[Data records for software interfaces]
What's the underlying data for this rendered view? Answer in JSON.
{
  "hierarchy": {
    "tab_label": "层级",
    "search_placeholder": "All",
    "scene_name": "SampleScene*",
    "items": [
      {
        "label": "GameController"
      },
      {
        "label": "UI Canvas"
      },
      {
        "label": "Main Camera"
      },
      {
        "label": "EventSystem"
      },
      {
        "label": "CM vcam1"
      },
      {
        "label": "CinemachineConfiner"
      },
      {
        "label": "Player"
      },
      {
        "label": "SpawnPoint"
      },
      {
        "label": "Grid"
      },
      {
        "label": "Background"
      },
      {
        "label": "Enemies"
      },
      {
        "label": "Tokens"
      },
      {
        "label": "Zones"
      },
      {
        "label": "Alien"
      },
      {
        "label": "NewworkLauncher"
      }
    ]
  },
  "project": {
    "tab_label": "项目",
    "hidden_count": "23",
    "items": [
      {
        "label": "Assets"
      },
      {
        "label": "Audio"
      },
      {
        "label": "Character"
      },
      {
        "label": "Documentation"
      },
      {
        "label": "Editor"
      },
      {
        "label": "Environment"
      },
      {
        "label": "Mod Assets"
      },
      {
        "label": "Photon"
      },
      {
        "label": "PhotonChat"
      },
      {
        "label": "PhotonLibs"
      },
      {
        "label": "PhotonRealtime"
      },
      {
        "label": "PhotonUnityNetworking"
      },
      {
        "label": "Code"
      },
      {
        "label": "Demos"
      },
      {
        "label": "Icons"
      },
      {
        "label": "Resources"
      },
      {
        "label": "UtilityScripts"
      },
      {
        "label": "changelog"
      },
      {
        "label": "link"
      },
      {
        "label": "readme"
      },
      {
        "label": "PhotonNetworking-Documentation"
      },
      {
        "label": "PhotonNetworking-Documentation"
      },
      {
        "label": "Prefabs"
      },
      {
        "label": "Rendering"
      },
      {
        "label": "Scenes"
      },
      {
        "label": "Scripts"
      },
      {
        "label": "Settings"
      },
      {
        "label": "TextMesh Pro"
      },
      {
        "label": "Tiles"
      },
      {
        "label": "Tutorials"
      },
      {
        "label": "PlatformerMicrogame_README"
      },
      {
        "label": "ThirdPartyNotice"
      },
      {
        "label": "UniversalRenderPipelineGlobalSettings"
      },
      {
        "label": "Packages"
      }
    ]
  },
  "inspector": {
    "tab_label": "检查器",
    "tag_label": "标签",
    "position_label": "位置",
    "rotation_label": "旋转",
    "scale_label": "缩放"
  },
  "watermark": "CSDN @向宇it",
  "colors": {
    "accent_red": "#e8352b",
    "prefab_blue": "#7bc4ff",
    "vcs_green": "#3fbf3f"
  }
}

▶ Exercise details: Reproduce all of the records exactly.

▶ Finished exercise:
What's the underlying data for this rendered view? Answer in JSON.
{
  "hierarchy": {
    "tab_label": "层级",
    "search_placeholder": "All",
    "scene_name": "SampleScene*",
    "items": [
      {
        "label": "GameController"
      },
      {
        "label": "UI Canvas"
      },
      {
        "label": "Main Camera"
      },
      {
        "label": "EventSystem"
      },
      {
        "label": "CM vcam1"
      },
      {
        "label": "CinemachineConfiner"
      },
      {
        "label": "Player"
      },
      {
        "label": "SpawnPoint"
      },
      {
        "label": "Grid"
      },
      {
        "label": "Background"
      },
      {
        "label": "Enemies"
      },
      {
        "label": "Tokens"
      },
      {
        "label": "Zones"
      },
      {
        "label": "Alien"
      },
      {
        "label": "NewworkLauncher"
      }
    ]
  },
  "project": {
    "tab_label": "项目",
    "hidden_count": "23",
    "items": [
      {
        "label": "Assets"
      },
      {
        "label": "Audio"
      },
      {
        "label": "Character"
      },
      {
        "label": "Documentation"
      },
      {
        "label": "Editor"
      },
      {
        "label": "Environment"
      },
      {
        "label": "Mod Assets"
      },
      {
        "label": "Photon"
      },
      {
        "label": "PhotonChat"
      },
      {
        "label": "PhotonLibs"
      },
      {
        "label": "PhotonRealtime"
      },
      {
        "label": "PhotonUnityNetworking"
      },
      {
        "label": "Code"
      },
      {
        "label": "Demos"
      },
      {
        "label": "Icons"
      },
      {
        "label": "Resources"
      },
      {
        "label": "UtilityScripts"
      },
      {
        "label": "changelog"
      },
      {
        "label": "link"
      },
      {
        "label": "readme"
      },
      {
        "label": "PhotonNetworking-Documentation"
      },
      {
        "label": "PhotonNetworking-Documentation"
      },
      {
        "label": "Prefabs"
      },
      {
        "label": "Rendering"
      },
      {
        "label": "Scenes"
      },
      {
        "label": "Scripts"
      },
      {
        "label": "Settings"
      },
      {
        "label": "TextMesh Pro"
      },
      {
        "label": "Tiles"
      },
      {
        "label": "Tutorials"
      },
      {
        "label": "PlatformerMicrogame_README"
      },
      {
        "label": "ThirdPartyNotice"
      },
      {
        "label": "UniversalRenderPipelineGlobalSettings"
      },
      {
        "label": "Packages"
      }
    ]
  },
  "inspector": {
    "tab_label": "检查器",
    "tag_label": "标签",
    "position_label": "位置",
    "rotation_label": "旋转",
    "scale_label": "缩放"
  },
  "watermark": "CSDN @向宇it",
  "colors": {
    "accent_red": "#e8352b",
    "prefab_blue": "#7bc4ff",
    "vcs_green": "#3fbf3f"
  }
}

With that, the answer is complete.